The Tri-State region in southwest Ohio experienced an ice storm overnight this past Wednesday. Although the official accumulation of ice due to freezing rain reported at the Cincinnati-Northern Kentucky International Airport was only 0.22", the number of homes and businesses in Greater Cincinnati without power yesterday morning exceeded 200,000. Why such a high impact from only 1/4" of ice?
Of course, the actual accumulation of ice on trees and power lines varied widely throughout the Tri-State region; some locations saw more, others less. However, the other reason – perhaps the most significant reason – for such a high impact was the time of the year. With many trees and shrubs are still holding onto a high percentage of their leaves, the impact was very different than if the ice event had occurred in February.

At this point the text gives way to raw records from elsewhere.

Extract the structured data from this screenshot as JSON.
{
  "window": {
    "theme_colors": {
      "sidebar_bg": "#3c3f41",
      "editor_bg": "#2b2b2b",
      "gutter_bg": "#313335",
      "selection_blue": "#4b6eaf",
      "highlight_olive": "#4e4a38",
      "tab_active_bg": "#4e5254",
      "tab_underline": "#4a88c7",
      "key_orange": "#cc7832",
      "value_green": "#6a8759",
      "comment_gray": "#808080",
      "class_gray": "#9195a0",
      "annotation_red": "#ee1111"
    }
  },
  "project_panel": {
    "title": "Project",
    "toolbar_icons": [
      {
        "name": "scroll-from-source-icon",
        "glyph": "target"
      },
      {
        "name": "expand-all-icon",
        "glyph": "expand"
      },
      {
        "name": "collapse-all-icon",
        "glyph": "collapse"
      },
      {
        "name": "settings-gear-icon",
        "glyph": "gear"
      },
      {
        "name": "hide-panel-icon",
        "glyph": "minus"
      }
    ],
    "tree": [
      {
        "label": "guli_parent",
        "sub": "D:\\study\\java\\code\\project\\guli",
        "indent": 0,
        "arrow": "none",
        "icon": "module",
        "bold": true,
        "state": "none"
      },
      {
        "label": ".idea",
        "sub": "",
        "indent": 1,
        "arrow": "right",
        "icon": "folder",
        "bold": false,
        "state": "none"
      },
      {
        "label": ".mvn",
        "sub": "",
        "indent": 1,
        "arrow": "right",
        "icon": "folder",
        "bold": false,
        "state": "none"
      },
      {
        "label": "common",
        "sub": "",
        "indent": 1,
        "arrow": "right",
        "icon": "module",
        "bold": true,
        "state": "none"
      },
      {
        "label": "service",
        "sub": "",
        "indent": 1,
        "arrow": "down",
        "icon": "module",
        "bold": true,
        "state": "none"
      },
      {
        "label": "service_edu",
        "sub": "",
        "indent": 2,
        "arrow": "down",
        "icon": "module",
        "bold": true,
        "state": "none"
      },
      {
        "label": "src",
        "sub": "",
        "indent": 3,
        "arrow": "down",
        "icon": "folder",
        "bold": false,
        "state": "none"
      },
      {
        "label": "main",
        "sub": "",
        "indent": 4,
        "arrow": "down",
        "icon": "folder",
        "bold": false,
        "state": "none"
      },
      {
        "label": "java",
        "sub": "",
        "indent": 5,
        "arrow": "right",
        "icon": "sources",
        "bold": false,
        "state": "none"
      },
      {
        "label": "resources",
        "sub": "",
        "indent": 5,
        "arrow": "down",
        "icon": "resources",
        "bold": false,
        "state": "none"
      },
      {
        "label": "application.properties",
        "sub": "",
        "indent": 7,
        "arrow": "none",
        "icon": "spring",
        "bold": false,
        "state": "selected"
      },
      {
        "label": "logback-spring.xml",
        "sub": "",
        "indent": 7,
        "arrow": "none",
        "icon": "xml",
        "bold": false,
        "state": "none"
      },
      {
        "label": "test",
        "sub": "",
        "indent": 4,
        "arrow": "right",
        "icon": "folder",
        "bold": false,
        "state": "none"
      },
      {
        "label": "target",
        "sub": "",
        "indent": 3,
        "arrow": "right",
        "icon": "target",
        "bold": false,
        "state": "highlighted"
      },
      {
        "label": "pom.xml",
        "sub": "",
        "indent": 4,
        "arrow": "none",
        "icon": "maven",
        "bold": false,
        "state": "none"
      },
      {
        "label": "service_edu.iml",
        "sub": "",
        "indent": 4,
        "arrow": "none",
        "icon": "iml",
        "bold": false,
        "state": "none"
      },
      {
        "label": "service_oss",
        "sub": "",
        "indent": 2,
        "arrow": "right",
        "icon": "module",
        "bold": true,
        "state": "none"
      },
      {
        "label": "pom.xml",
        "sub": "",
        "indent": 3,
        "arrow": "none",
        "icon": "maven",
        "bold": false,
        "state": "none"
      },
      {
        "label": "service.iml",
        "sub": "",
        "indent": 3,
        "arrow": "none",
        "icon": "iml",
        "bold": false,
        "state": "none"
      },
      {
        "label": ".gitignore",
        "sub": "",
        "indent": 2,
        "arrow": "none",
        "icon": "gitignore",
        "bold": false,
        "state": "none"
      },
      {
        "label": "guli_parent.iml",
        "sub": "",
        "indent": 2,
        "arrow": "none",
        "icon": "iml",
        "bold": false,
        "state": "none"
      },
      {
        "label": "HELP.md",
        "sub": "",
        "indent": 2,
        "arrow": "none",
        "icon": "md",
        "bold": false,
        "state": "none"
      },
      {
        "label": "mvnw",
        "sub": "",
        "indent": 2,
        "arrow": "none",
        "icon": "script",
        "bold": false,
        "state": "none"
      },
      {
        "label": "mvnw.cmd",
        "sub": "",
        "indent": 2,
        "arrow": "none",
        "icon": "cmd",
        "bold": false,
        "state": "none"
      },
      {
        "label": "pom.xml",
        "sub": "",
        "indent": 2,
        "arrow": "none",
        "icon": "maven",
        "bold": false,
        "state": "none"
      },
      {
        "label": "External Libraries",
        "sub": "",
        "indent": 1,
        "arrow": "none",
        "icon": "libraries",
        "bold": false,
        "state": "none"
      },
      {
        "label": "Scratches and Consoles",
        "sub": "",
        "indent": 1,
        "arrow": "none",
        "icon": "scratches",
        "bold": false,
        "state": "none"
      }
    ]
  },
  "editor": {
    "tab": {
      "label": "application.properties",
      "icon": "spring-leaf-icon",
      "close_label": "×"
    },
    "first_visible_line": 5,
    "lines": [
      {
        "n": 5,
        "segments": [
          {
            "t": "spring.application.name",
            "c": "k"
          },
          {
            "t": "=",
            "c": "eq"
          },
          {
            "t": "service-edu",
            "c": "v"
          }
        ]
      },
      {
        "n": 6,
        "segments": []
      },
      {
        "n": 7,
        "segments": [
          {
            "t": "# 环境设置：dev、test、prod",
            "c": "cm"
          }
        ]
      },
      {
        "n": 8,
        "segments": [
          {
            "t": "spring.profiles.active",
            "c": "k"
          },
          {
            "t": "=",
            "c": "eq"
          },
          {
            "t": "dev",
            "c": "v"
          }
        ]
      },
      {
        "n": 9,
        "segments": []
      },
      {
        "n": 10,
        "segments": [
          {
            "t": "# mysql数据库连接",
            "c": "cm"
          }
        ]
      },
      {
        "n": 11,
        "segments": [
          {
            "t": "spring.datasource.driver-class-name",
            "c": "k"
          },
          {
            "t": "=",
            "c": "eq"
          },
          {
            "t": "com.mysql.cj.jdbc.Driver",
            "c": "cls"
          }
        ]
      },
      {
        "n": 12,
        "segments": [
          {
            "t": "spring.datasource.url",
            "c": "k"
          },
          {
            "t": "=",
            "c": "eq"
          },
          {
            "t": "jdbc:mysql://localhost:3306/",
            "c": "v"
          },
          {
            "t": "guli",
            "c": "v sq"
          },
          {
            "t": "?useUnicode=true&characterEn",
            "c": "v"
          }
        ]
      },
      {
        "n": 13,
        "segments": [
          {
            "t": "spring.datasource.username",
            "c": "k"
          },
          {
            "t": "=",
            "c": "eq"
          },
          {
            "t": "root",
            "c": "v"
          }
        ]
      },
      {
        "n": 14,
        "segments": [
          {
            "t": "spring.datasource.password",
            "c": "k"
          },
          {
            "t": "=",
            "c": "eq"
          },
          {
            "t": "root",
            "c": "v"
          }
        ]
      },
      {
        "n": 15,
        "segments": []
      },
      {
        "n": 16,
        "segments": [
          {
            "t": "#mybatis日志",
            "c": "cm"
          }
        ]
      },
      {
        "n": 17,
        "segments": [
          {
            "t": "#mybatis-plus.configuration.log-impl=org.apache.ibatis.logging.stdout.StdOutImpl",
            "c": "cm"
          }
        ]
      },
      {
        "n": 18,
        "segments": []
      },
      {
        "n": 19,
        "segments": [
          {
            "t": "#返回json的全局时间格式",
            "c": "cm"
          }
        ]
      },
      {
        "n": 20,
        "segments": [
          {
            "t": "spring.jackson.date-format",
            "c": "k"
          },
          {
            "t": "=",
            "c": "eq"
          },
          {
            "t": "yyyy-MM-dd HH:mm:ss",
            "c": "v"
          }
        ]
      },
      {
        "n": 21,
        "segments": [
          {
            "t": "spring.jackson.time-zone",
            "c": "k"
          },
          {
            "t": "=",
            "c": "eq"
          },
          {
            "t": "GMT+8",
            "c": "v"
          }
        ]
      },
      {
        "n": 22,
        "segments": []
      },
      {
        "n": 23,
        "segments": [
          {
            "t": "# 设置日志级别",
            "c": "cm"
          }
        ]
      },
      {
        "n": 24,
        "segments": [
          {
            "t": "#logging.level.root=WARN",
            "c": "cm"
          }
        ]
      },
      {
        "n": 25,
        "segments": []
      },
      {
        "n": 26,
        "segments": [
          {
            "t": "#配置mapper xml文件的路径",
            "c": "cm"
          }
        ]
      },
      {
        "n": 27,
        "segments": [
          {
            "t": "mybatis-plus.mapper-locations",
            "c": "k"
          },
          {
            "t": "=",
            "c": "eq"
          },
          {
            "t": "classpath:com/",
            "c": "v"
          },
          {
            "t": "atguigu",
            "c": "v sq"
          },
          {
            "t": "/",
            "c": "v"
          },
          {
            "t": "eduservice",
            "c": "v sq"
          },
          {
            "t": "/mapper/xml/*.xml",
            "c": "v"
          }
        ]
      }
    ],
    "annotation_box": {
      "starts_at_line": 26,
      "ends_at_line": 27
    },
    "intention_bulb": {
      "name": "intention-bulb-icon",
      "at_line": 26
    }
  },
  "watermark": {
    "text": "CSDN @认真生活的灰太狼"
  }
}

The ice load produced both branch breakage as well as fallen trees. Cincinnati parks received reports of nearly 100 downed trees throughout the city.
However, the reason for this BYGL Alert is not just to report the most dramatic effects, but also to mark the event so ice loading will be considered when diagnosing branch dieback in the region next season.

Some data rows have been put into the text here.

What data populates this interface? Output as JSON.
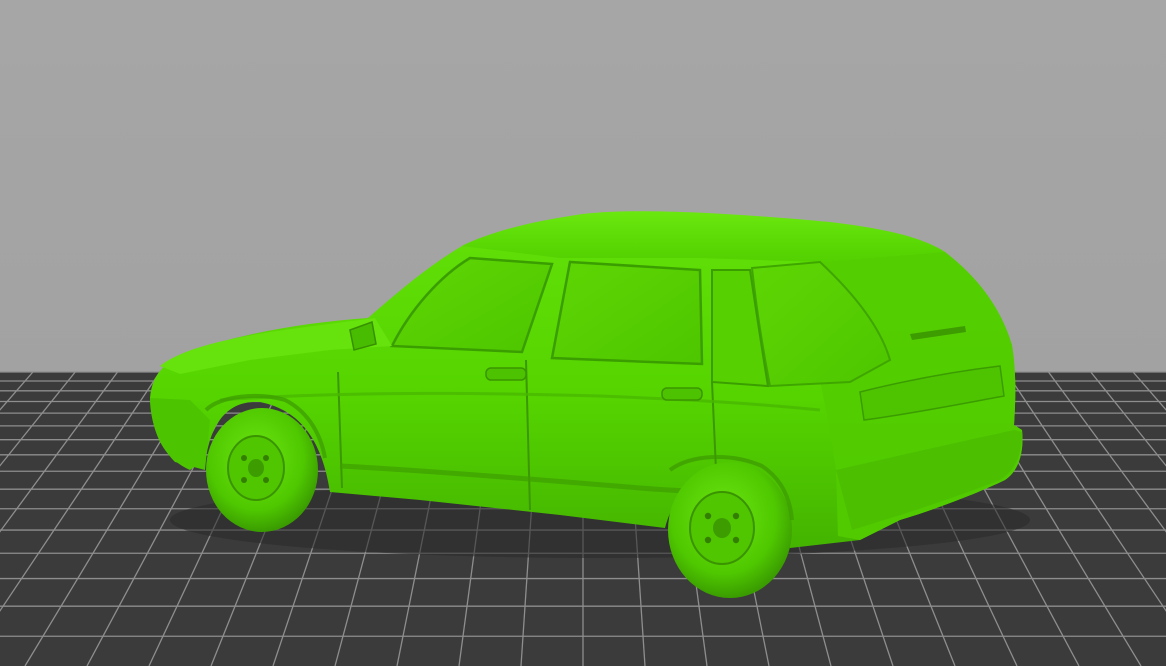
{
  "viewport": {
    "background_color": "#a2a2a2",
    "build_plate": {
      "fill_color": "#3a3a3a",
      "grid_color": "#8c8c8c"
    },
    "model": {
      "body_color": "#58d800",
      "shade_color": "#3fa800",
      "highlight_color": "#7cf01e"
    }
  }
}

Woody stems bent by heavy ice or snow loading may not break, but the vascular connections within the stems may be compromised. The effect won't become apparent until the loss of vascular continuity produces leaf wilt and branch dieback next season.
More Than a "Pear Storm"
Certain Callery pears (Pyrus calleryana) such as 'Bradford' are notorious for weak stem attachments. After a relatively light wind event a few years ago, Kevin Griffin (Acme Tree and Landscape Service, Inc.) shared with me that he and his family of arborists describe wind, snow, and ice storms by their impacts on Callery pears. Thus, he calls light events that produce limited damage "pear storms." It's an effective storm-rating yardstick.
However, during a phone conversation today with Kevin (as he was buying gas for chainsaws!), we both agreed this was more than a pear storm. A wide range of trees and shrubs that were affected including those that are retaining their leaves as well as some, such as river birch, with ice accumulating on large numbers of small stems.
While Callery pears certainly accounted for a high percentage of the damage as well as some of the most dramatic stem breakage, the ice load also produced considerable damage to oaks, maples, birch, elms, white pines, and baldcypress. Even one of my viburnums was broken apart.
Again, although the stem breakage is currently apparent and often dramatic, the long-term impact of hidden vascular damage may linger into next season. The time span between cause and effect can challenge even the most experienced diagnostician.
Sadly, Boone County Arboretum Director, Kris Stone, is reporting that half of their collection of over 3,600 trees and shrubs experienced some sort of ice load damage with 10 to 15 percent receiving severe damage. This horticultural gem is located in northern Kentucky just south of Cincinnati. Readers may note the Arboretum hosts one of our Greater Cincinnati BYGLive! Diagnostic Walk-Abouts.
Kris is asking for help in the coming weeks, perhaps even months, from our tree care community in helping the Arboretum recover from this devastating event. If you can provide assistance after responding to the needs of your clients, please contact Kris at: Kstone@boonecountyky.org